McCasky, managing director of flight training at United’s Flight Training Center in Denver, said he worked with MSU to develop the partnership not because Untied is having trouble recruiting pilots, but because its regional partners are feeling the pinch. Participants would be set up with job interviews at CommutAir, ExpressJet and Air Wisconsin, McCasky said.
“What’s in it for us is a supply of qualified pilots at the end,” he told students. “What’s in it for you is a defined path with certain criteria to get to it.”
Applicants must be full-time Metro students with at least two semesters in the aviation and aerospace science school’s pilot officer program. They must have a commercial pilot certificate and instrument rating, and remain in school full time with at least a 3.0 grade-point average through graduation. If an applicant can’t get a job with one of United’s regional carriers for any reason, they would be out of the program, McCasky said.
The program does not obligate participants to work for United, but McCasky hopes the relationships built through direct career mentorship will steer them that way. A Metro graduate himself, McCasky noted United is growing its presence in Denver and already draws interns from Metro every year.

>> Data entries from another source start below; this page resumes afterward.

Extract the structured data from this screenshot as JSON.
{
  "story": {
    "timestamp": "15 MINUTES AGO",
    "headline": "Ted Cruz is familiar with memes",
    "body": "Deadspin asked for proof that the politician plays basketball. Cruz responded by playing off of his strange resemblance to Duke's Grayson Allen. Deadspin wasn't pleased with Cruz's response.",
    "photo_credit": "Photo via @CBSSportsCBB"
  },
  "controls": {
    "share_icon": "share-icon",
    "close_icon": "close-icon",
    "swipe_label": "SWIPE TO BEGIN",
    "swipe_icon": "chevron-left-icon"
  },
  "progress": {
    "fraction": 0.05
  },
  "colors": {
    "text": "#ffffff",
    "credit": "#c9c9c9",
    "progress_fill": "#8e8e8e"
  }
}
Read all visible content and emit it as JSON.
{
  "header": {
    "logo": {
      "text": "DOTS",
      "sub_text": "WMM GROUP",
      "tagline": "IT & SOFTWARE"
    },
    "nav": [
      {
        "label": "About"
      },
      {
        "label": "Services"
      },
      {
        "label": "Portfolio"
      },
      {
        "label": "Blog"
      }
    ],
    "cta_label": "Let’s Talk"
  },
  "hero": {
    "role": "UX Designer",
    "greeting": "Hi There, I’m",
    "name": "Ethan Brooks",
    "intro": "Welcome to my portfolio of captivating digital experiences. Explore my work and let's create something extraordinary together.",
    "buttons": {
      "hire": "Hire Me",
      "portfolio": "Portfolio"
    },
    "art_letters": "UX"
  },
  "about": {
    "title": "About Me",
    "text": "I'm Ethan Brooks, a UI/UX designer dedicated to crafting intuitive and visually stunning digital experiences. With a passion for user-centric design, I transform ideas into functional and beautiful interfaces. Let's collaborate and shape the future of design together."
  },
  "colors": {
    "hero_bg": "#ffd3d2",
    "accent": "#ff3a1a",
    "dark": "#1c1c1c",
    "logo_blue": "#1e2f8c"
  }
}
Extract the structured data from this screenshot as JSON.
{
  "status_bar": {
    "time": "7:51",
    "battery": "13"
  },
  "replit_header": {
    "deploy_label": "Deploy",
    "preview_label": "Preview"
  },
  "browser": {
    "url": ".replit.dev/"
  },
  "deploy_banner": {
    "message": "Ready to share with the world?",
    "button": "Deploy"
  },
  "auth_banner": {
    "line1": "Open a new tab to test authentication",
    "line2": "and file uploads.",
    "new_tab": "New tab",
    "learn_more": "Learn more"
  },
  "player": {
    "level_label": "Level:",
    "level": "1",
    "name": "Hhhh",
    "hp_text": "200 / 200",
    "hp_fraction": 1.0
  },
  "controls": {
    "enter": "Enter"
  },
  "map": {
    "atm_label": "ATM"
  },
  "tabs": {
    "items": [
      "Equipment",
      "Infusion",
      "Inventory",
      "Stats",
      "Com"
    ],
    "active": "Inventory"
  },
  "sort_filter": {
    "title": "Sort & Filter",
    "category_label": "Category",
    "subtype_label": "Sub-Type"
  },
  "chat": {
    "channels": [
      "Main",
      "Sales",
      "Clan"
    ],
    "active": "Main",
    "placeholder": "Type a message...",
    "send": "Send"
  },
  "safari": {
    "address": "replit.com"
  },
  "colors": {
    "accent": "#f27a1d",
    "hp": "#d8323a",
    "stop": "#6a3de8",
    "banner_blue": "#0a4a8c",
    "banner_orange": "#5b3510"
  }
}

“I think it’s awesome that we caught the attention of such a major airline,” said Tom Shriver, a senior in the flight officer program and teaching assistant. “It’s a really interesting partnership.”
The university has 150 to 200 full-time students in its aviation and aerospace science program, said Kevin Kuhlmann, a professor and the department’s associate chair.
Enrollment dipped after 2013, Kuhlmann said, the year the Federal Aviation Administration bumped up qualification requirements for first officers flying for passenger and cargo airlines from a commercial pilot certificate, earned with 250 hours of flight time, to an airline transport pilot certificate, requiring 1,500 hours. But Metro has rebounded, he said, and this program should only serve to boost its profile.
“We’re just glad that we’re the first out of the gate,” Kuhlmann said. “Recently, we’ve had 8 to 15 percent growth in enrollment (every year). I think this is just going to propel that.”
Kuhlmann noted that the cost of making it to the cockpit of a legacy carrier like United — which he put in the $100,000 to $250,000 range — has become a deterrent for some would-be pilots. But by showing students a clear path to a long tenure with United, which he estimated could pay north of $6 million in wages plus benefits over 35 to 40 years, he feels the industry can clear that hurdle too.
“It’s always been worth it, but certain times and regulatory atmospheres have shadowed that,” he said.
The Denver Post